– What do you want to accomplish.. what are you after?
– Why I would like to change the way of things? Fire up the audience -> killer scenario
– How are you going to solve the problem? Don’t be worried that you don’t ready solution, this means that it is a “research topic”
– Audience: How scientifically you sound to tackle a problem? Read others work, homework, what’s been achieved? Focused? Very obvious things don’t need a scientific research (bang screen hard will break it #Fact)
– Look for gaps, break that assumptions
1- Title: attractive, descriptive, suitable length
2- Introduction: put reader in context, funneling approach (1 paragraph for each level), give example to raise the question (data transfer), list key contributions, general methodology
3- Problem definition: 2 paragraphs, concise and clear
4- Thesis contribution statement (1-2 paragraphs, very accurate)
5- Literature review: recent, done homework [2012 published article = 2009 finished work], conference proceedings, look right, evaluate others work and classification.
6- Proposed approach: solid methodology, anyone else done this before, how are you going to evaluate myself (comparative, (automated design relatively to human designers), modifiable
** One common thing among all great scientists: persistence, training, not intelligent: every time they fail, they re-try
Being a disciple of good scientists -> tree of supervisors -> Master something
Close the loops and complete the cycle:
Crazy ideas/concepts (generated faster, but you need prioritization ) -> Plan/design -> Fund [non-profit]/pay students’ tuition -> implement ideas -> analyze idea (evaluate research, assess yourself, compare to other approaches) -> dissemination [publish, conference] [rejected from a certain journal != bad] -> when polluted with the ecosystem (take year-off, study abroad) -> evaluate and recommend
** “Egypt’s past regime implemented the policy of “Man in the iron mask” locking creative people
Last stage [Last month.. don’t leave the school/lab]: Play with parameter, graphs, and trial and error..
If you’re running for PhD or postdoc, labs prefer to take a plug-and-play researcher (already had the experience, mastered the techniques, and published) ..
True mentor says: “I will never put my name before your name unless I did the bulk of the work”
Create a mind map: put what is in your head on a paper
Thesis = proposal – a component (the not-sure-methodology)++
The process of writing a thesis should be iterative, have a holistic view.. (Do your research and build on top of it a dissertation -> PhD)
– Arguments clear [enough information to reproduce and build on it]
– Tone appropriate
– Considerate to reads, explain to readers in details every step, Don’t shock the reader
– Follow a nice logical flow, roadmap Section1 (paragraph) 1.1…etc.
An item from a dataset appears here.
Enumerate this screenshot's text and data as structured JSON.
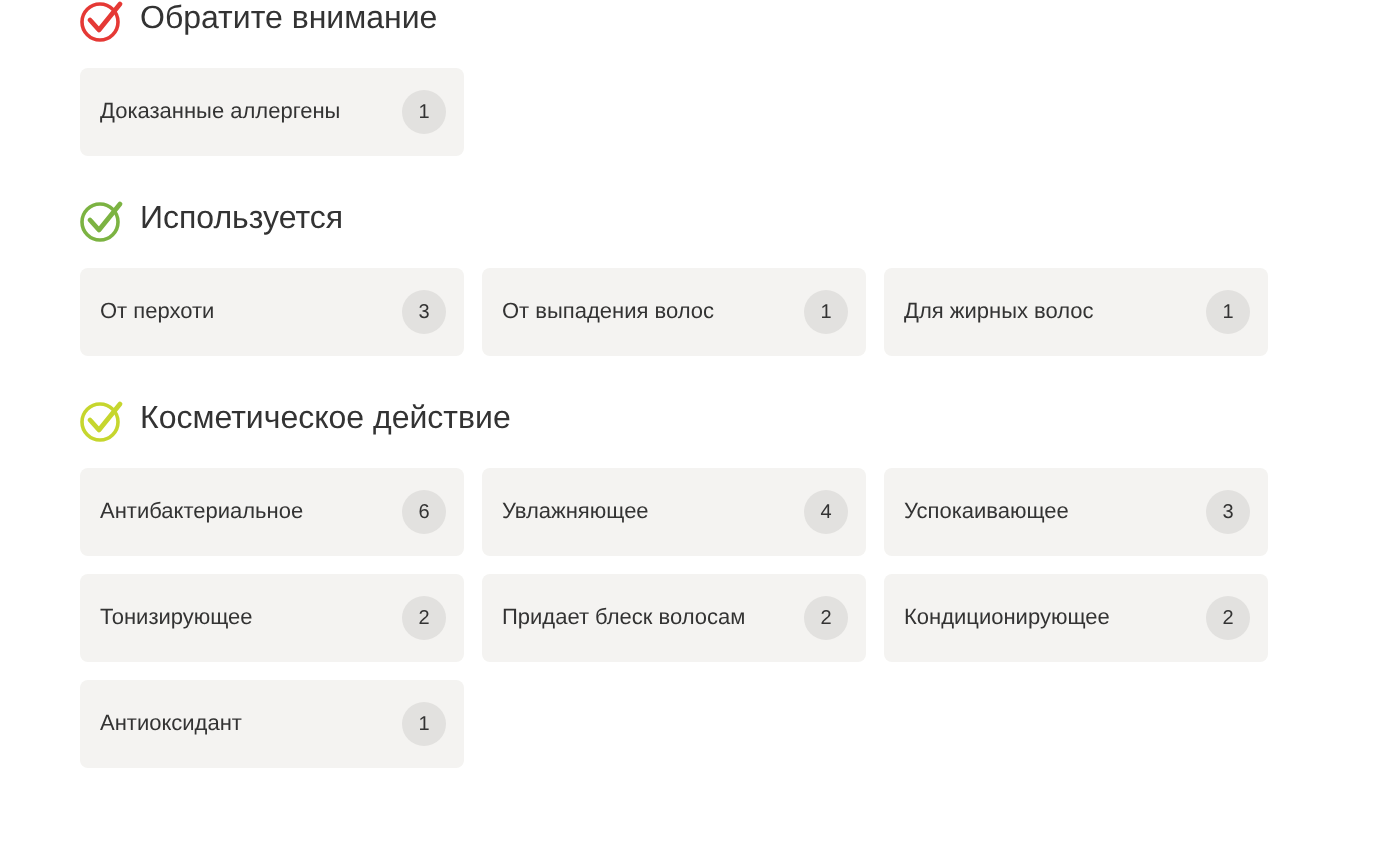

Topic sentence..etc.
Publishing your work [Publish or perish]
1) Make sure that your work is assess-able by others, and repeat-able
3) If you don’t publish, your thesis is a waste of time.. Great instructors were let when they don’t publish, you’re so weak, research was useless.
4) When: NOW.. write reviews about state-of-the-art.. mentors can say “write me something within the month and I send it out”
5) Where: Choosing a journal
6) Follow the instructions: Format…etc.
** Never say that authors work is incomplete, and here we …etc. -> Authors addressed those aspects, and we are addressing the following..
“Neat work .. don’t get lost” “what is the significant if it’s done before”
Plan (outline) -> very rough draft -> second draft -> send to advisor -> 3-4 iterations -> polished ->send to journal
Tips to increase the publishability of your manuscript:
– Abstract: most important, written last (2 weeks vs. 2 months)
– Introduction: why, how and what
– Referencing milestones, clarity, advisor’s name/lab, sound conclusion and discussion
– State very clearly what’s novel
– Art of storytelling (consistency)
- Read “Made to stick” book [I like Robert Day’s “How to write and publish a scientific paper”]
End of talk!
What really make me feel extremely stupid is that most tips I get them all the time from mentors, friends.. Stupid! Why not implementing them!? Plus, speakers linked this to their own research experience, which added intimacy –sometimes despair (!)– to their talk.